Items from an interface collection
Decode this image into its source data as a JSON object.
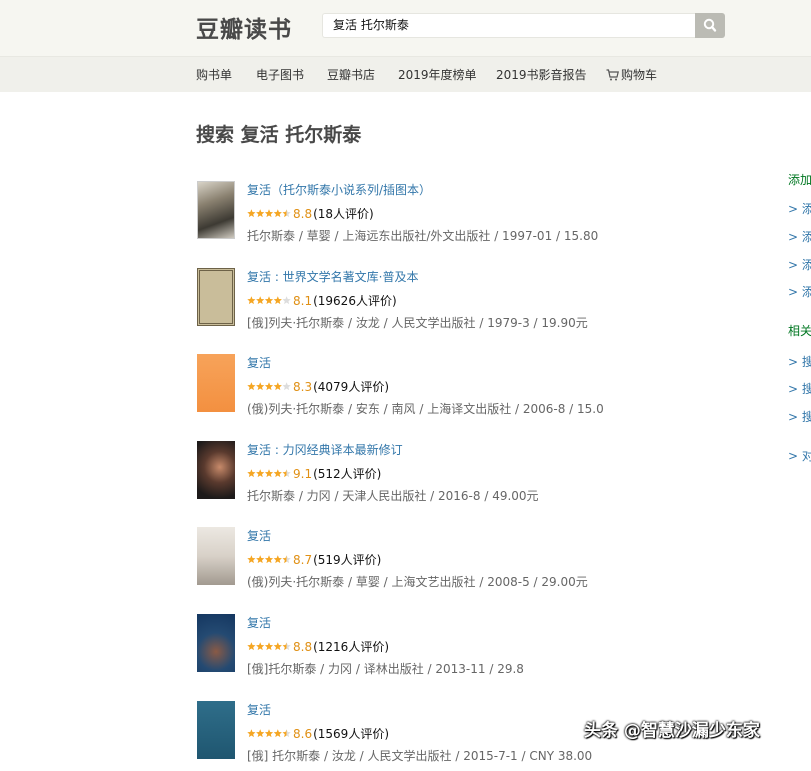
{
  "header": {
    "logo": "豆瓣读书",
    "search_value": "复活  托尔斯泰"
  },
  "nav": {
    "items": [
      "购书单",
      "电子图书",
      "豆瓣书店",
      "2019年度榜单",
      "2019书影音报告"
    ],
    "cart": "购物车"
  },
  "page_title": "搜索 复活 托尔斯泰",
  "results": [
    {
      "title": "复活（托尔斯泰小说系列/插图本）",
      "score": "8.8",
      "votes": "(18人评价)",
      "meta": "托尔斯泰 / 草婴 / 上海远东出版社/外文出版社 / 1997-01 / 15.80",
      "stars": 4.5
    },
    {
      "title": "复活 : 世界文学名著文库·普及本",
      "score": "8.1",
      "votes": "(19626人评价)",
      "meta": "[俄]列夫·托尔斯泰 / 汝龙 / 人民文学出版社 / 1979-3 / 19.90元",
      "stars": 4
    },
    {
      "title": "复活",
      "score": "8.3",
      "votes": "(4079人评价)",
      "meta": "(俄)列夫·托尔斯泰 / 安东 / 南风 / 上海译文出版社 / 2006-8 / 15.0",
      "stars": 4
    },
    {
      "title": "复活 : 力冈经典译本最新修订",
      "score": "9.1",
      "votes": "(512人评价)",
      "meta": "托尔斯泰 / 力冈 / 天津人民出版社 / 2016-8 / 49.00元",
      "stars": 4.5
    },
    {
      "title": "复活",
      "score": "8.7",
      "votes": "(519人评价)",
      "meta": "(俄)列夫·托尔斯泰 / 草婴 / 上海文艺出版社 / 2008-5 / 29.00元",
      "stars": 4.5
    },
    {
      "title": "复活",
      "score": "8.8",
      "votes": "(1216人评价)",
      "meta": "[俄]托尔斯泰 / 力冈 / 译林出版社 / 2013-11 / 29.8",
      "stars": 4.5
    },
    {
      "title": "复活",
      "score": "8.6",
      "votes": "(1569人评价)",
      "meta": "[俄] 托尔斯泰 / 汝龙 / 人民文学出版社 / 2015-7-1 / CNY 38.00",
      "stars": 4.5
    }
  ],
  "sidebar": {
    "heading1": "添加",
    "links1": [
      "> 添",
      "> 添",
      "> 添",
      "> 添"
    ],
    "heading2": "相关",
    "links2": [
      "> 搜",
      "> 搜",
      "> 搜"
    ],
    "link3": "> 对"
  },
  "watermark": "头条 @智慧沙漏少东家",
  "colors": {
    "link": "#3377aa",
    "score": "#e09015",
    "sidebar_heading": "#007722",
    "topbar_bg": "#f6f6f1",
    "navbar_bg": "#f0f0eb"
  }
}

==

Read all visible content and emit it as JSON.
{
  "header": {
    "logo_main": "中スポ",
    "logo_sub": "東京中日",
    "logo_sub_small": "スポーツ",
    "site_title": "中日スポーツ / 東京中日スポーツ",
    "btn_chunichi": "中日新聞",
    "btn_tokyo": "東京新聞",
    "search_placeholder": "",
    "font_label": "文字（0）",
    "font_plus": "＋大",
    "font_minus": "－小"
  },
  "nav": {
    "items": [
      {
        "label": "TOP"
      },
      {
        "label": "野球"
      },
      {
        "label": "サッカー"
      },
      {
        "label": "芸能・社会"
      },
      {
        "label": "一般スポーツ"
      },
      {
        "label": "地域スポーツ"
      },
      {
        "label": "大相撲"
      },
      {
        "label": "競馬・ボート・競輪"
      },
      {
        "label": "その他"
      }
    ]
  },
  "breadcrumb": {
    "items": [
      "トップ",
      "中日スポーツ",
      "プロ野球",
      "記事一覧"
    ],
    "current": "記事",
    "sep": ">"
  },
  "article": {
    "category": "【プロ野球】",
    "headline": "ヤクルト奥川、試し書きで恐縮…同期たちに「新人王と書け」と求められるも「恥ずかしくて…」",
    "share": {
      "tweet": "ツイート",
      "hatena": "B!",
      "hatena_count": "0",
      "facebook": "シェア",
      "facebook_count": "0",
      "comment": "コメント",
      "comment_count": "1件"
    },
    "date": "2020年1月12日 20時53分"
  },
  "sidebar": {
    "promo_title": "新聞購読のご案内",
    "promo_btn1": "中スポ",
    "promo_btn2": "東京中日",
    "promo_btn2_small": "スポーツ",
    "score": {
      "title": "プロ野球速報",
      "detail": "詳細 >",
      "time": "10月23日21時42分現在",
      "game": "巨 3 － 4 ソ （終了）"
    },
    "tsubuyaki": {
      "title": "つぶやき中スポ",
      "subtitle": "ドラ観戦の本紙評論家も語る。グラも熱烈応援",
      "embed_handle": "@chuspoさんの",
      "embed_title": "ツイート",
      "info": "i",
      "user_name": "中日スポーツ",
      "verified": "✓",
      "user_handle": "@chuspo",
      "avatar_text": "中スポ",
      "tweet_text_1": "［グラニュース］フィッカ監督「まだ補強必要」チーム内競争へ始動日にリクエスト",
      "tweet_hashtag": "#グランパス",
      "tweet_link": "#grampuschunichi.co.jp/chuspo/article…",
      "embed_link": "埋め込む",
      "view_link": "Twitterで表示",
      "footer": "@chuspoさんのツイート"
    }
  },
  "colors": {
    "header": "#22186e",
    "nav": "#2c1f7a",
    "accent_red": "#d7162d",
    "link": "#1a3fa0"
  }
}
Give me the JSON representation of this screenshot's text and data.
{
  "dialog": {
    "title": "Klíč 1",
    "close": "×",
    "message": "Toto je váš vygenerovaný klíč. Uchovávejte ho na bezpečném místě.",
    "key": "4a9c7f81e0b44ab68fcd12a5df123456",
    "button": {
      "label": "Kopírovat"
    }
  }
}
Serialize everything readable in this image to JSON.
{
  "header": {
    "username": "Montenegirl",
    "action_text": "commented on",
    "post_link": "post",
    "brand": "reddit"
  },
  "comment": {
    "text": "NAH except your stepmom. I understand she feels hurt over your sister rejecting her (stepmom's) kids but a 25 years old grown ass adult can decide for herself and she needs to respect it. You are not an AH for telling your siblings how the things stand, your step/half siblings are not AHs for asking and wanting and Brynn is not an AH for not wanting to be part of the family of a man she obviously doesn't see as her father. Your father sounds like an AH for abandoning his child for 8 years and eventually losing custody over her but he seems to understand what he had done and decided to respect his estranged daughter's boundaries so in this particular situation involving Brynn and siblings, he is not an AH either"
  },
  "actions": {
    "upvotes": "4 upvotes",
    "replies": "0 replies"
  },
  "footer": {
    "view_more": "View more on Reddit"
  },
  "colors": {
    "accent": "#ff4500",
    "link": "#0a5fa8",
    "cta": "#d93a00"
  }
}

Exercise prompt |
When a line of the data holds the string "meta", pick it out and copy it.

Expected answer |
      "meta": "托尔斯泰 / 草婴 / 上海远东出版社/外文出版社 / 1997-01 / 15.80",
      "meta": "[俄]列夫·托尔斯泰 / 汝龙 / 人民文学出版社 / 1979-3 / 19.90元",
      "meta": "(俄)列夫·托尔斯泰 / 安东 / 南风 / 上海译文出版社 / 2006-8 / 15.0",
      "meta": "托尔斯泰 / 力冈 / 天津人民出版社 / 2016-8 / 49.00元",
      "meta": "(俄)列夫·托尔斯泰 / 草婴 / 上海文艺出版社 / 2008-5 / 29.00元",
      "meta": "[俄]托尔斯泰 / 力冈 / 译林出版社 / 2013-11 / 29.8",
      "meta": "[俄] 托尔斯泰 / 汝龙 / 人民文学出版社 / 2015-7-1 / CNY 38.00",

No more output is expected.